### Task
Extract each line of the material that follows exactly and omit its pictures.

### Records for this exercise
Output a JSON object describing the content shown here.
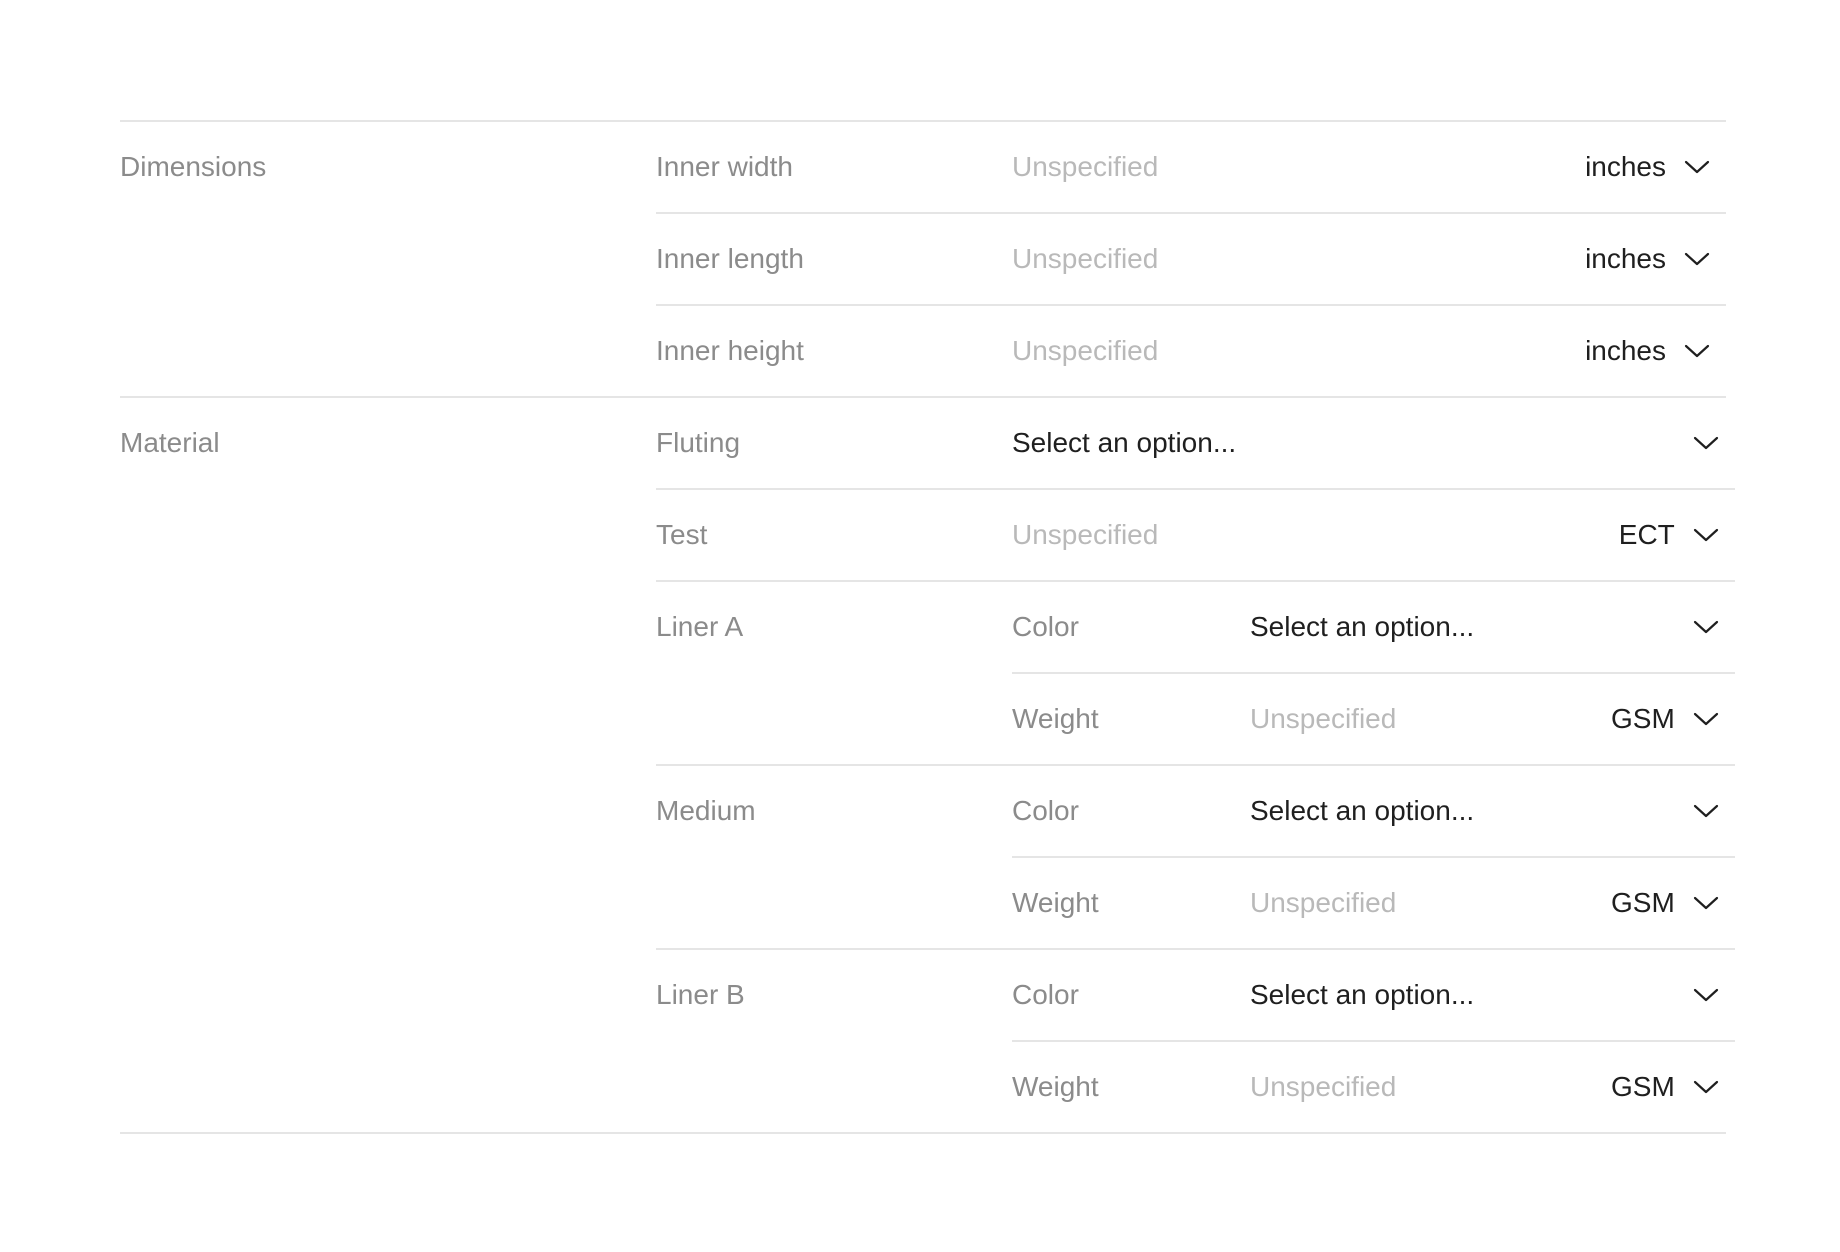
{
  "sections": {
    "dimensions": {
      "label": "Dimensions",
      "inner_width": {
        "label": "Inner width",
        "placeholder": "Unspecified",
        "unit": "inches"
      },
      "inner_length": {
        "label": "Inner length",
        "placeholder": "Unspecified",
        "unit": "inches"
      },
      "inner_height": {
        "label": "Inner height",
        "placeholder": "Unspecified",
        "unit": "inches"
      }
    },
    "material": {
      "label": "Material",
      "fluting": {
        "label": "Fluting",
        "value": "Select an option..."
      },
      "test": {
        "label": "Test",
        "placeholder": "Unspecified",
        "unit": "ECT"
      },
      "liner_a": {
        "label": "Liner A",
        "color": {
          "label": "Color",
          "value": "Select an option..."
        },
        "weight": {
          "label": "Weight",
          "placeholder": "Unspecified",
          "unit": "GSM"
        }
      },
      "medium": {
        "label": "Medium",
        "color": {
          "label": "Color",
          "value": "Select an option..."
        },
        "weight": {
          "label": "Weight",
          "placeholder": "Unspecified",
          "unit": "GSM"
        }
      },
      "liner_b": {
        "label": "Liner B",
        "color": {
          "label": "Color",
          "value": "Select an option..."
        },
        "weight": {
          "label": "Weight",
          "placeholder": "Unspecified",
          "unit": "GSM"
        }
      }
    }
  },
  "icons": {
    "dropdown": "chevron-down-icon"
  },
  "colors": {
    "label": "#8b8b8b",
    "placeholder": "#b9b9b9",
    "text": "#1f1f1f",
    "divider": "#e5e5e5"
  }
}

### Solution to the problem
Output a JSON object describing the content shown here.
{
  "sections": {
    "dimensions": {
      "label": "Dimensions",
      "inner_width": {
        "label": "Inner width",
        "placeholder": "Unspecified",
        "unit": "inches"
      },
      "inner_length": {
        "label": "Inner length",
        "placeholder": "Unspecified",
        "unit": "inches"
      },
      "inner_height": {
        "label": "Inner height",
        "placeholder": "Unspecified",
        "unit": "inches"
      }
    },
    "material": {
      "label": "Material",
      "fluting": {
        "label": "Fluting",
        "value": "Select an option..."
      },
      "test": {
        "label": "Test",
        "placeholder": "Unspecified",
        "unit": "ECT"
      },
      "liner_a": {
        "label": "Liner A",
        "color": {
          "label": "Color",
          "value": "Select an option..."
        },
        "weight": {
          "label": "Weight",
          "placeholder": "Unspecified",
          "unit": "GSM"
        }
      },
      "medium": {
        "label": "Medium",
        "color": {
          "label": "Color",
          "value": "Select an option..."
        },
        "weight": {
          "label": "Weight",
          "placeholder": "Unspecified",
          "unit": "GSM"
        }
      },
      "liner_b": {
        "label": "Liner B",
        "color": {
          "label": "Color",
          "value": "Select an option..."
        },
        "weight": {
          "label": "Weight",
          "placeholder": "Unspecified",
          "unit": "GSM"
        }
      }
    }
  },
  "icons": {
    "dropdown": "chevron-down-icon"
  },
  "colors": {
    "label": "#8b8b8b",
    "placeholder": "#b9b9b9",
    "text": "#1f1f1f",
    "divider": "#e5e5e5"
  }
}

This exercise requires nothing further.